Therefore, BCAST and the Advanced Manufacturing Research Centre (AMRC) have worked with the Aerospace Technology Institute (ATI) to develop a roadmap for the UK’s aluminium shape casting capabilities. Near-term (0-5 years) goals for aero-structural castings include: reducing casting variability and casting factors, improving mechanical properties and process reliability, demonstrating low buy-to-fly ratios, reducing production costs and scrap rates, demonstrating increased design freedom and advancing the use of secondary materials. Achieving these goals will deliver a premium process, making castings competitive with forgings and machined from solid components. It will reduce scrap and increase design freedom, opening up critical aerostructures markets.

Foundry2030 addresses these aerospace structural goals, and aims to demonstrate that a combination of counter-gravity casting and digital process control can deliver a premium casting process capable of manufacturing critical aero-structural components that offer up to 20% weight savings, achieve ~95% buy-to-fly ratios, and have similar property variance (<3.5% UTS, <4% yield strength) to wrought metal; with the capability to utilise secondary aluminium.

Foundry2030 will deliver the route to market for aluminium shape casting in line with the partner OEMs (Airbus, BAE Systems, Boeing, DSTL, MBDA and Rolls-Royce) and Tier1s (GKN Aerospace, Spirit Aerostructures, Eaton Aerospace, Hamble Aerostructures Ltd), in collaboration with the UK casting supply chain; including Sarginsons, Aeromet and Grainger and Worrall.

Meet the Principal Investigator(s) for the project

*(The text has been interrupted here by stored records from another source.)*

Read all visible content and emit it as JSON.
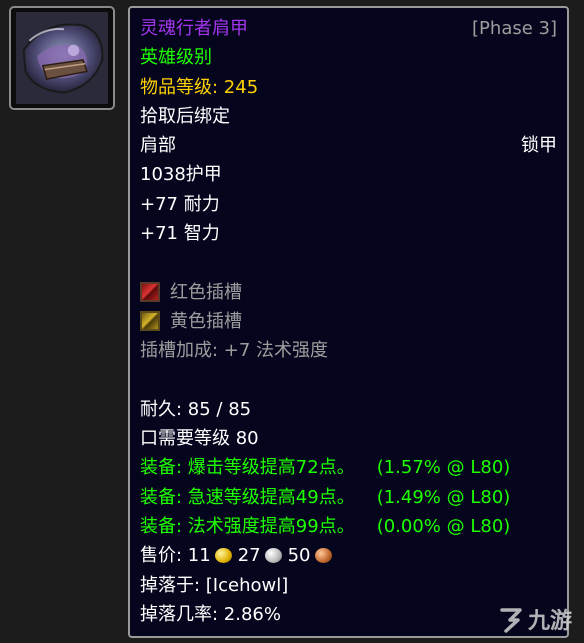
{
  "item": {
    "name": "灵魂行者肩甲",
    "phase": "[Phase 3]",
    "difficulty": "英雄级别",
    "item_level_label": "物品等级: ",
    "item_level_value": "245",
    "binding": "拾取后绑定",
    "slot": "肩部",
    "armor_type": "锁甲",
    "armor": "1038护甲",
    "stats": [
      "+77 耐力",
      "+71 智力"
    ],
    "sockets": [
      {
        "color": "red",
        "label": "红色插槽"
      },
      {
        "color": "yellow",
        "label": "黄色插槽"
      }
    ],
    "socket_bonus": "插槽加成: +7 法术强度",
    "durability": "耐久: 85 / 85",
    "required_level": "口需要等级 80",
    "equip_effects": [
      {
        "text": "装备: 爆击等级提高72点。",
        "pct": "(1.57% @ L80)"
      },
      {
        "text": "装备: 急速等级提高49点。",
        "pct": "(1.49% @ L80)"
      },
      {
        "text": "装备: 法术强度提高99点。",
        "pct": "(0.00% @ L80)"
      }
    ],
    "sell_price": {
      "label": "售价: ",
      "gold": "11",
      "silver": "27",
      "copper": "50"
    },
    "drop_from": "掉落于: [Icehowl]",
    "drop_rate": "掉落几率: 2.86%"
  },
  "watermark": "九游",
  "colors": {
    "epic": "#a335ee",
    "uncommon": "#1eff00",
    "gold": "#ffd100",
    "grey": "#9d9d9d",
    "background": "#05061e"
  },
  "icons": {
    "item_icon": "shoulder-armor-icon",
    "coins": [
      "gold-coin-icon",
      "silver-coin-icon",
      "copper-coin-icon"
    ]
  }
}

Professor Shouxun Ji - Prof. Shouxun Ji is currently a Professor at Brunel University London. He has been focusing on the development of lightweight materials and structures for the automotive industry, aerospace, powered tools, and other sectors. The main activities include purpose-developed aluminium alloys and magnesium alloys with improved ductility, strength (at ambience and elevated temperatures), modulus and thermal conductivity, and the hybrid structures using different materials and different joining techniques. He is also working on new materials and structures for special applications, such as materials for explosive cords and high strength casting materials for aircraft. His works have helped industrial partners to deliver several products in massive manufacturing. Recently, he worked with world leading company to develop magnesium alloys for small engine applications, which requires improved strength and thermal conductivity at room temperature and at elevated temperatures. Prof. Ji have plenty experiences in high pressure die casting including die structure design, gating system design and optimisation, casting process and casting materials. He also worked extensively on other shaped-casting processes such as sand casting, gravity casting, low pressure die casting, semi-solid metal processing of rheo-die casting, rheo-extrusion, and rheo-twin roll casting. His previous works also included cast irons (spheroidal graphite cast iron and austempered ductile iron) and copper alloys. Prof. Ji has published more than 130 papers in the peer-reviewed scientific Journals and more than 20 international patents. He is the member of three ISO technical committee and one BSI technical committee and the editorial member of three scientific journals. He received the innovation award from CMF UK in 2017.